John Sawyer aka Shadrack, Photo – David Bundy-Advertiser Staff
On July 10, 1997, the headline above his photograph on the front page of the Montgomery Advertiser read, “Local man to star in feature film.” That is the day fate plucked John Franklin Sawyer from life as a retired U.S. postal service worker and . . . → Read More: Celebrity of film role rests easily on Sawyer’s shoulders
I recently ran across the interesting story of Cathay Williams, a female buffalo soldier. I became interested in this legendary woman after a neighbor brought an article about her to my attention. Cathay Williams was born into slavery around Independence, Missouri, in 1842. Her mother was a slave named Martha Williams and her father is unknown, some researchers believe he was a manumitted Negro. . . . → Read More: Female Buffalo Soldier Lived Life of Excitement, Inspiration
Vernon Evlion Jordan Jr. is his name. He is one of the most powerful men in the country. At age 62, Jordan sits on the board of 11 major corporations. He spends his leisure time with his buddy, the President of the most powerful nation in the world. Vernon Jordan has never held public . . . → Read More: Jordan Learned Early to Appreciate Wealth
Six years ago, historians, Wesley Phillips Newton and Jerome A. Ennels, proposed a series of articles on the history of Maxwell Air Force Base to the Advertiser. The series that began in 1992, ended on October 8 1997 at a book signing and reception for the authors of “The Wisdom of Eagles: A History . . . → Read More: Maxwell Book Wins Plaudits
If you are a jazz aficionado and have never been to Sous La Terre, you owe it to yourself to go downtown one Friday or Saturday night and listen to Henry Pugh, Jr. play at this “Downtown-Underground” jazz club.
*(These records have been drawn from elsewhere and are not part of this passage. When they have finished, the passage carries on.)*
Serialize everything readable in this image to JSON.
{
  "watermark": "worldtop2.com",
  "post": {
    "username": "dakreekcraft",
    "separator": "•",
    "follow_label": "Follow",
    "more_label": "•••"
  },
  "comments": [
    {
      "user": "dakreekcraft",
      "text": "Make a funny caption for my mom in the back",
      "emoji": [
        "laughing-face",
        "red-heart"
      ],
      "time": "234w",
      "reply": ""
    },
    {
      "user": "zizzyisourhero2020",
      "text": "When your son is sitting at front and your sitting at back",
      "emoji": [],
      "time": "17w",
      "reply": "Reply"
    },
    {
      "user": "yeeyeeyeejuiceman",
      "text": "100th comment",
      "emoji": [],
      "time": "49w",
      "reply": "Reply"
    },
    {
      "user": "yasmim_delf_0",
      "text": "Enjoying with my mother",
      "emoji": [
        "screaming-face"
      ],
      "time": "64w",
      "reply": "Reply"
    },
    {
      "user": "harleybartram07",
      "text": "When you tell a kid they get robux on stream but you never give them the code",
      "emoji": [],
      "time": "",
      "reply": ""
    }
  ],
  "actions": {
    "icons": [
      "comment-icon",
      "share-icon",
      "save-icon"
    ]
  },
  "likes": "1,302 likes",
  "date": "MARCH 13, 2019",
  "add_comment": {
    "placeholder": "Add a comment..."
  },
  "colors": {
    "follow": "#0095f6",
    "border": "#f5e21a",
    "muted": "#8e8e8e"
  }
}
For a quarter of a century, this Jazzman has entertained Montgomery’s jazz fans.
Henry Pugh . . . → Read More: Sous La Terre: Montgomery’s Underground Jazz Club
The sun was hot on the UPS picket line, but the heat had not weakened the resolve of the strikers I spoke with. These Teamsters were determined to narrow the wage gap between part-time and full-time workers. The men I spoke with (I didn’t see any women strikers), last Wednesday, said they are committed . . . → Read More: Strikers Serious About Stand
I recently attended funeral services for Bernice Hill Gray. The atmosphere of the services, attracting hundreds of veterans of the Civil Rights movement, reminded me of another occasion: the ninetieth birthday party of legendary civil-rights activist, Virginia Durr, when I first met Mrs. Gray. That is because both, Mrs. Durr’s 1993 Martha’s Vineyard birthday . . . → Read More: Role Models Meet To Bid Farewell To One Of Their Own
In 1967, the United States Supreme Court declared state laws banning interracial marriage unconstitutional [Loving vs. Commonwealth of Virginia]. This decision opened the courthouse door for men and women of different races to marry, procreate and bring up their legitimate children anywhere in the United States. According to the 1992 U.S. Census, there are . . . → Read More: What’s Wrong With Biracial Label?
Traditionally, during Black History month, the spotlight is on Americans with African ancestry. It is this exclusive aspect of black history month that continues to trouble this columnist. The quandary is this: how do we recognize an acknowledged hero of the civil rights movement even though he claimed no African ancestry.
On May 20, . . . → Read More: Heroic Act: Floyd Mann Stood Out Among Alabama Lawmen